For better or worse, I have always imagined magic users as being learned men and women who studies at a magic college, apprenticed to a master, poured over dusty tomes in the stacks of arcane libraries. I’m going to throw most all of that out and see if there isn’t something more interesting that can be done without going against most of the rules of the basic edition and its clones.
Ever wonder why there is no minimum intelligence score to make a magic user in Basic D&D? Magic Users (mages) are memorizers of lines who require no real skill beyond concentration and the ability to speak. Instead of trying to decode and research magic, most just learn what spells they can get access to. Any who uncover an ancient forgotten spell had best keep it to themselves or be able to defend against challengers who will not take no for an answer.
Magic users live on the fringes of society, often without a home or family that will welcome them. Many live among travelling communities, where their skills are valued as protection against angry villagers, sheriffs and the creatures of the dark.

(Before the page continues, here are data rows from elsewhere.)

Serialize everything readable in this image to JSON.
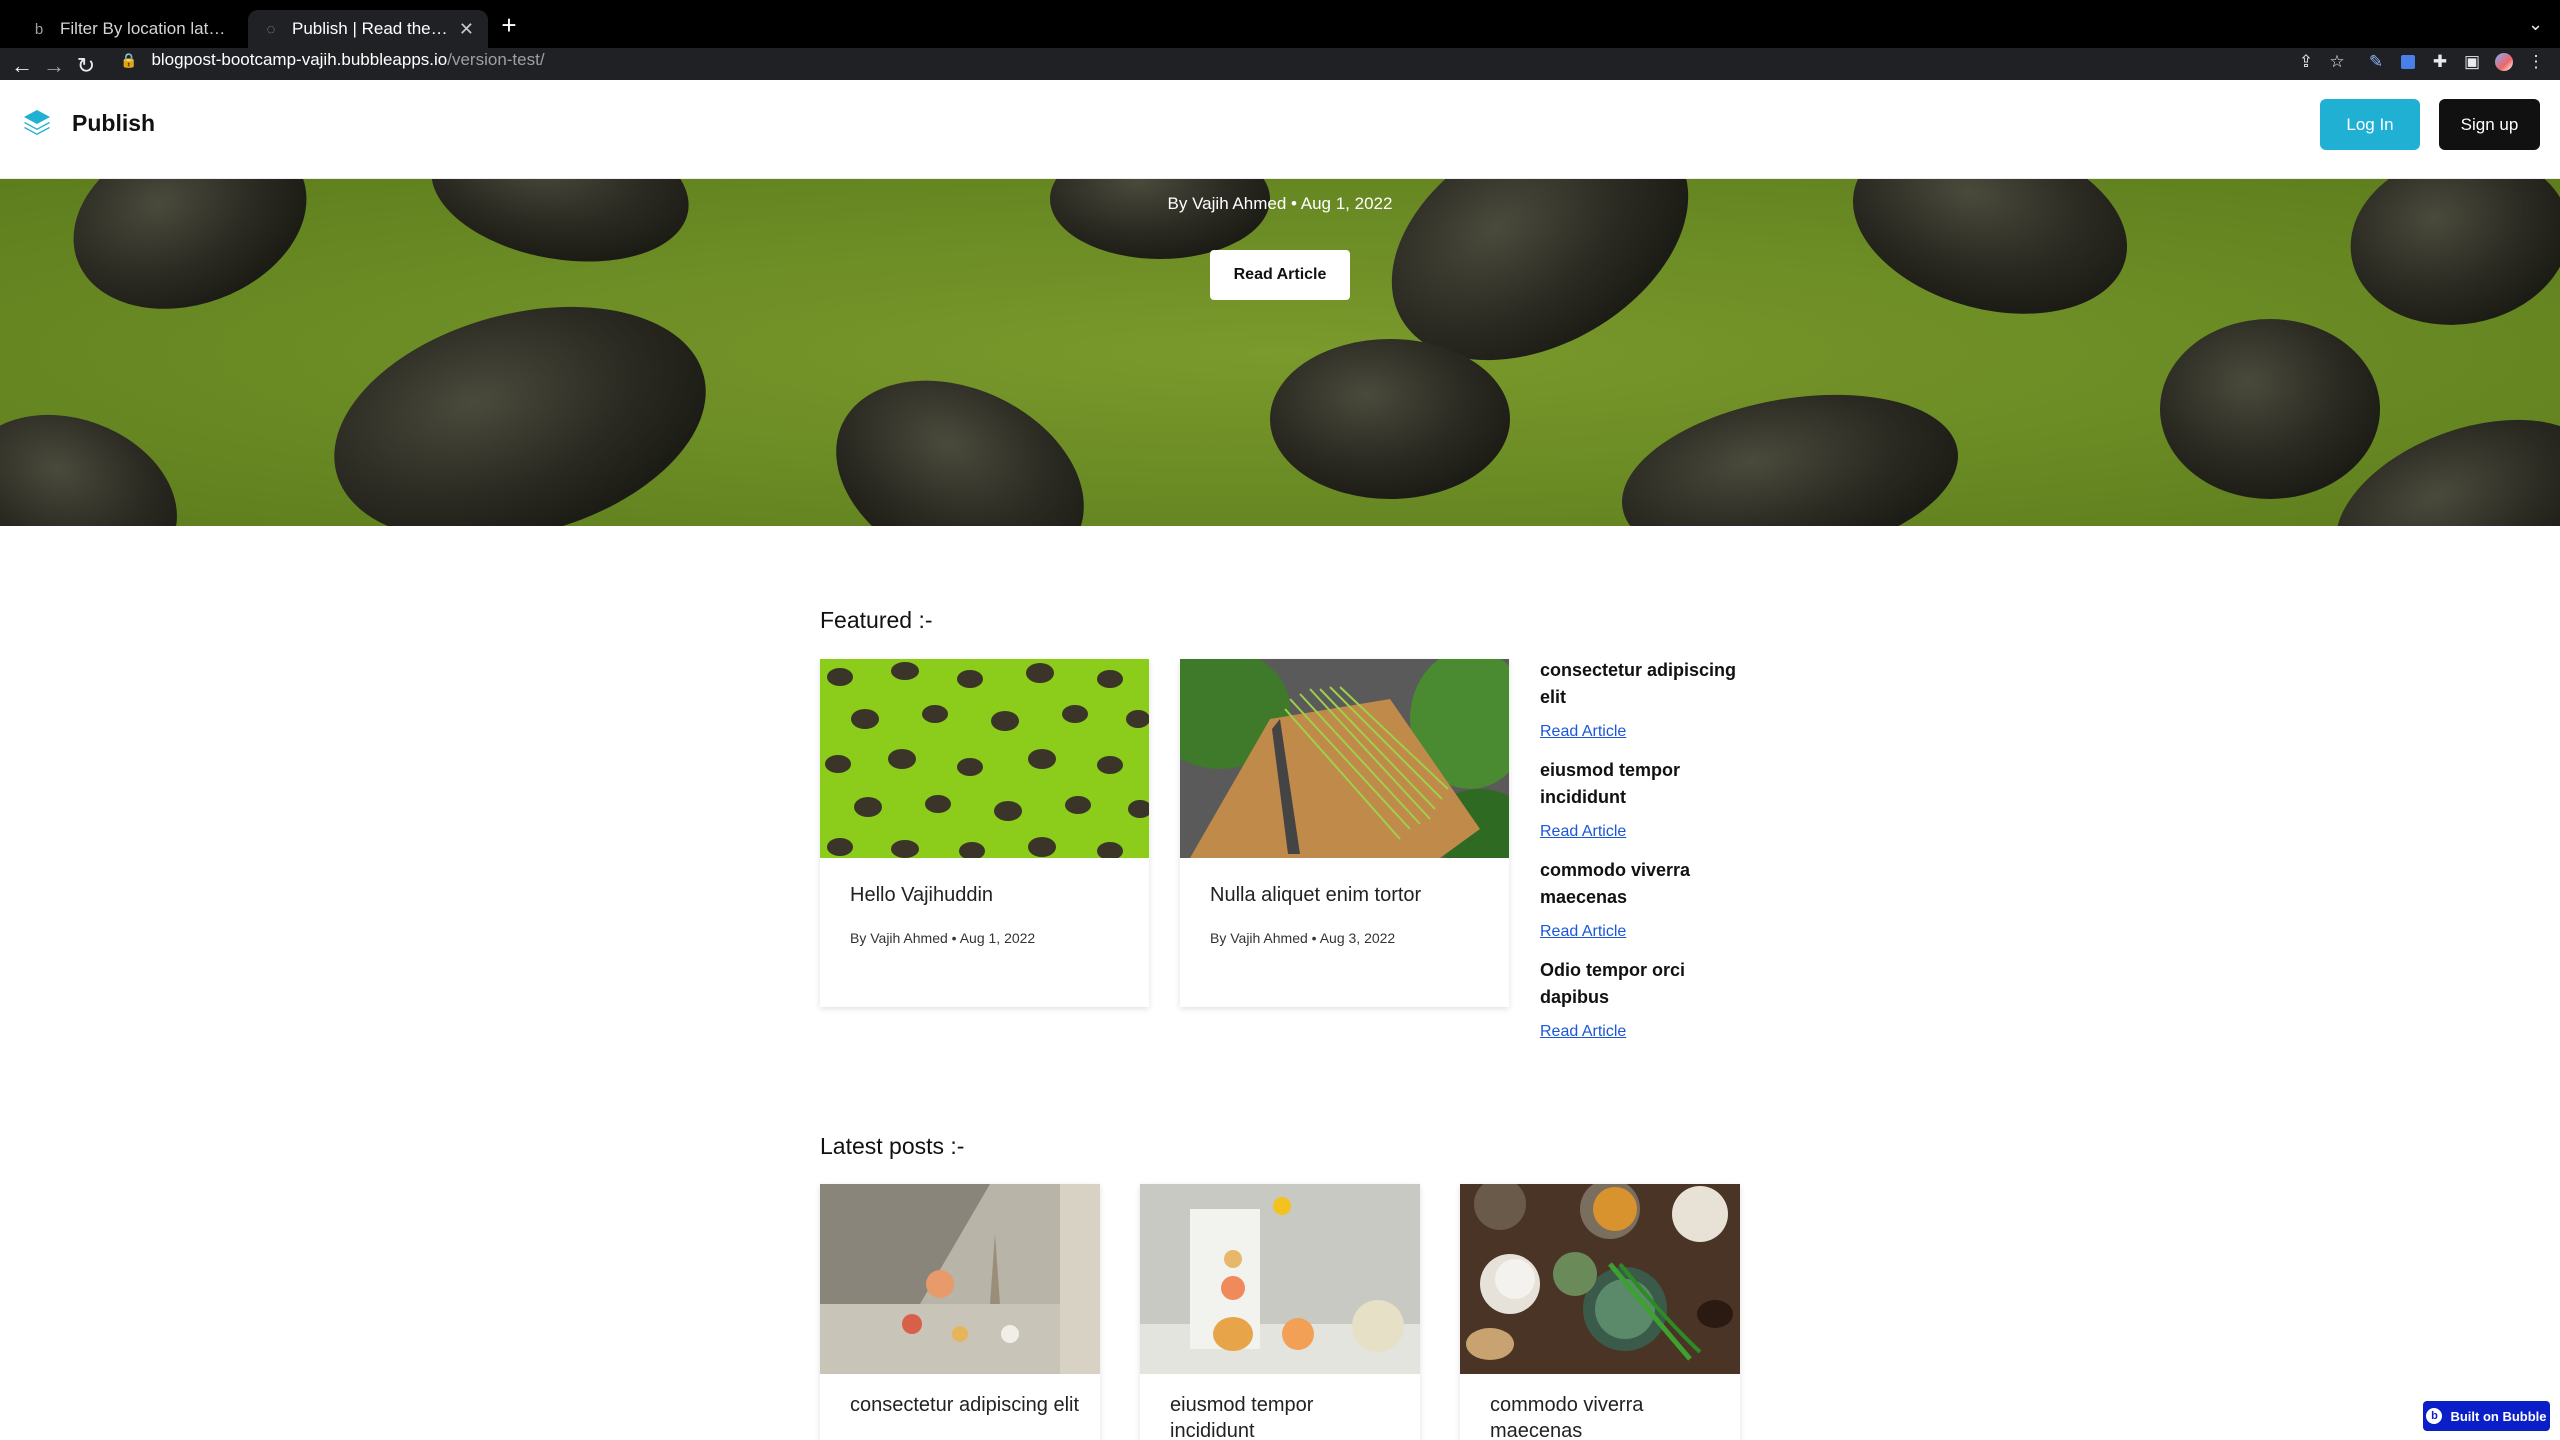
{
  "browser": {
    "tabs": [
      {
        "title": "Filter By location lat and lon - Bu",
        "active": false
      },
      {
        "title": "Publish | Read the best articles",
        "active": true
      }
    ],
    "new_tab_label": "+",
    "url_host": "blogpost-bootcamp-vajih.bubbleapps.io",
    "url_path": "/version-test/"
  },
  "header": {
    "site_name": "Publish",
    "login_label": "Log In",
    "signup_label": "Sign up"
  },
  "hero": {
    "byline": "By Vajih Ahmed • Aug 1, 2022",
    "read_label": "Read Article"
  },
  "featured": {
    "title": "Featured :-",
    "cards": [
      {
        "title": "Hello Vajihuddin",
        "meta": "By Vajih Ahmed • Aug 1, 2022"
      },
      {
        "title": "Nulla aliquet enim tortor",
        "meta": "By Vajih Ahmed • Aug 3, 2022"
      }
    ],
    "side_list": [
      {
        "title": "consectetur adipiscing elit",
        "link": "Read Article"
      },
      {
        "title": "eiusmod tempor incididunt",
        "link": "Read Article"
      },
      {
        "title": "commodo viverra maecenas",
        "link": "Read Article"
      },
      {
        "title": "Odio tempor orci dapibus",
        "link": "Read Article"
      }
    ]
  },
  "latest": {
    "title": "Latest posts :-",
    "cards": [
      {
        "title": "consectetur adipiscing elit"
      },
      {
        "title": "eiusmod tempor incididunt"
      },
      {
        "title": "commodo viverra maecenas"
      }
    ]
  },
  "badge": {
    "label": "Built on Bubble"
  },
  "colors": {
    "login_button": "#1fb0d3",
    "signup_button": "#111111",
    "link": "#1a56db",
    "hero_green": "#6c8a23",
    "bubble_badge": "#0a1fc7"
  },
  "icons": [
    "back-icon",
    "forward-icon",
    "reload-icon",
    "lock-icon",
    "share-icon",
    "star-icon",
    "puzzle-icon",
    "sidebar-icon",
    "profile-icon",
    "menu-icon",
    "logo-layers-icon"
  ]
}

Like magicians, gun-slingers and comics in our more recent times, they all know each other by reputation and most mages in any culturally similar area will have met at least once.

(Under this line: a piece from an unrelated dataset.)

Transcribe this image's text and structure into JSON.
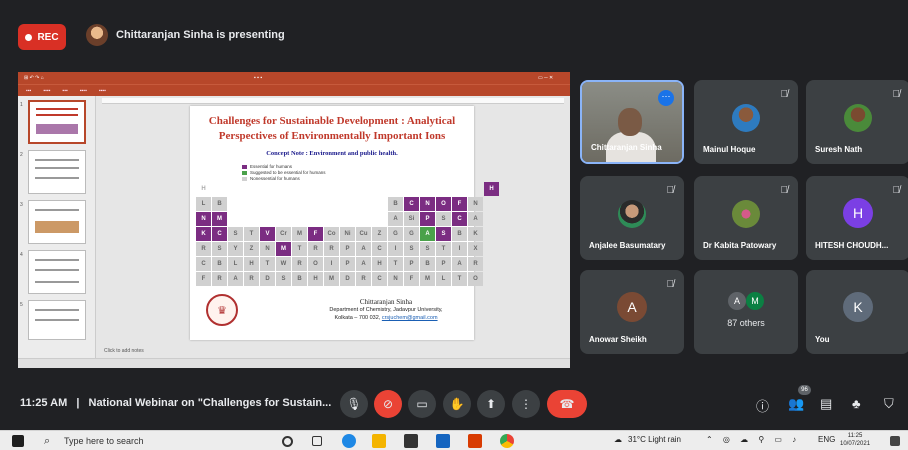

Most are poor, by the standards of lower nobility. They talk to themselves or to unseen beings and all of them are decidedly eccentric. Most mages, male and female, dress outlandishly with large hats (with thanks to JB at B/X Blackrazor). It is very rare to find a mage that isn’t an athiest, or if they believe gods exist, they do not revere them as The Gods but rather fear them. Because of this, many mages are prone to overdrinking or heavy addictions to laudanum or purple mushroom powder.
Most mages know prestidigitation, common confidence games and will use those with their magic powers to relieve the gullible of their pie, meade, drugs, money and virginity. Because this leads to trouble, they often have different names they use in different towns. In many communities, mages are immediately locked up, put in the stock or hanged not just for the abomination of magic (which in some places is not such a big deal) but because the reputation mages have with the locals. The common thief is considered more respectable.

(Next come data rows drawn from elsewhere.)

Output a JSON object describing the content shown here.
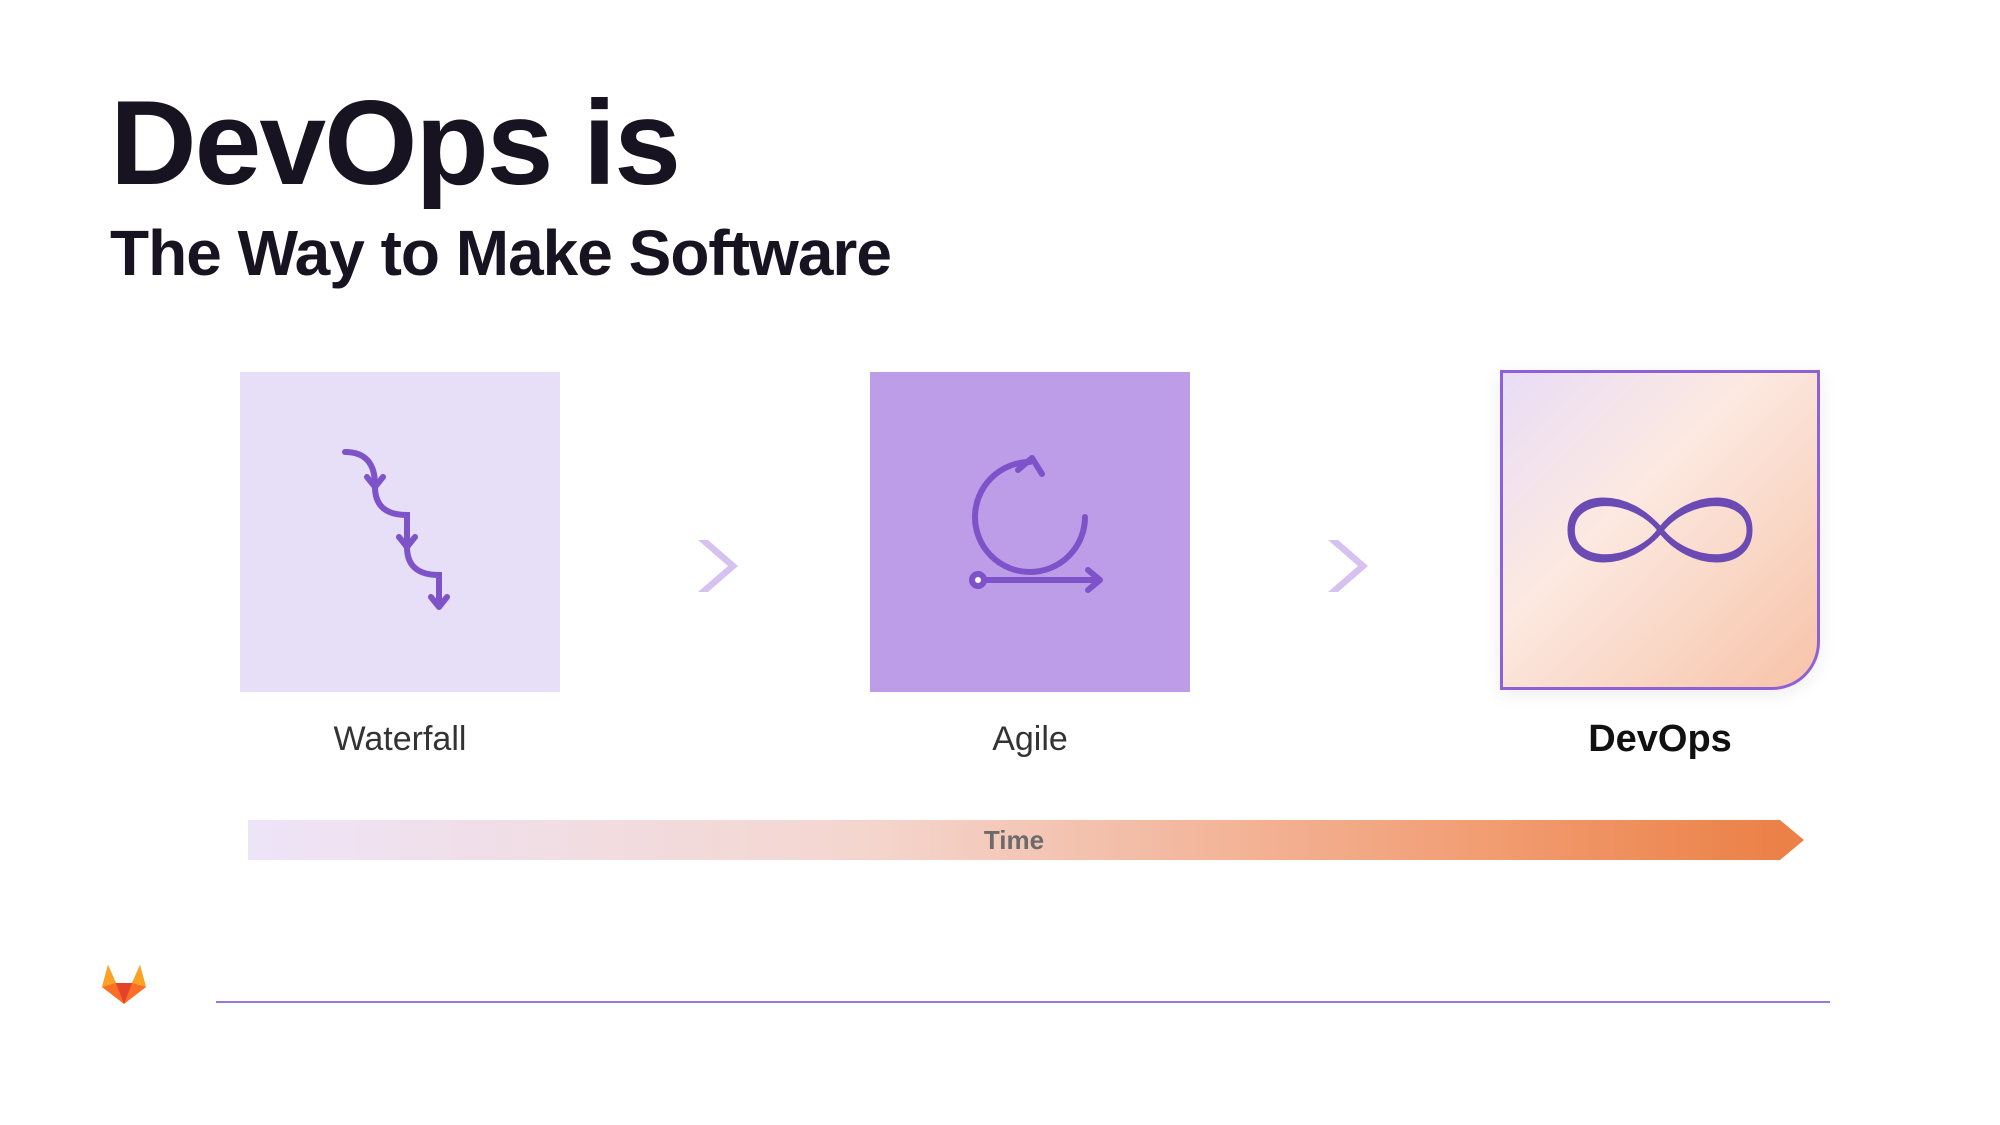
{
  "title": "DevOps is",
  "subtitle": "The Way to Make Software",
  "stages": {
    "waterfall": "Waterfall",
    "agile": "Agile",
    "devops": "DevOps"
  },
  "timeline_label": "Time",
  "colors": {
    "purple_light": "#E7DEF7",
    "purple_mid": "#BD9CE8",
    "purple_stroke": "#7E53C9",
    "brand_orange": "#FC6D26"
  }
}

From time to time, mages will engage in duels with one another, although usually this is a means of demonstrating power, which can then be traded. Occasionally, mages gather in a specific place (determined by the stars) and socialize, trade secrets, stories, hats and so forth. Mages will also come together in cases where a renowned magic user has come to harm. Especially loved magic users, or those well-known outside the magic world are avenged in ghastly ways rarely forgotten. For a few years after, mages will not be harassed as aggressively.
Unlike thieves, mages do have their own language, which is a pidgin mixing any local tongue they know with words from the Read Magic spell (the one spell all mages know, the nature of which is explained next post). They also communicate with secret symbols carved on trees, rocks and in mud.
More to come. (Honest, I’ve already written it!)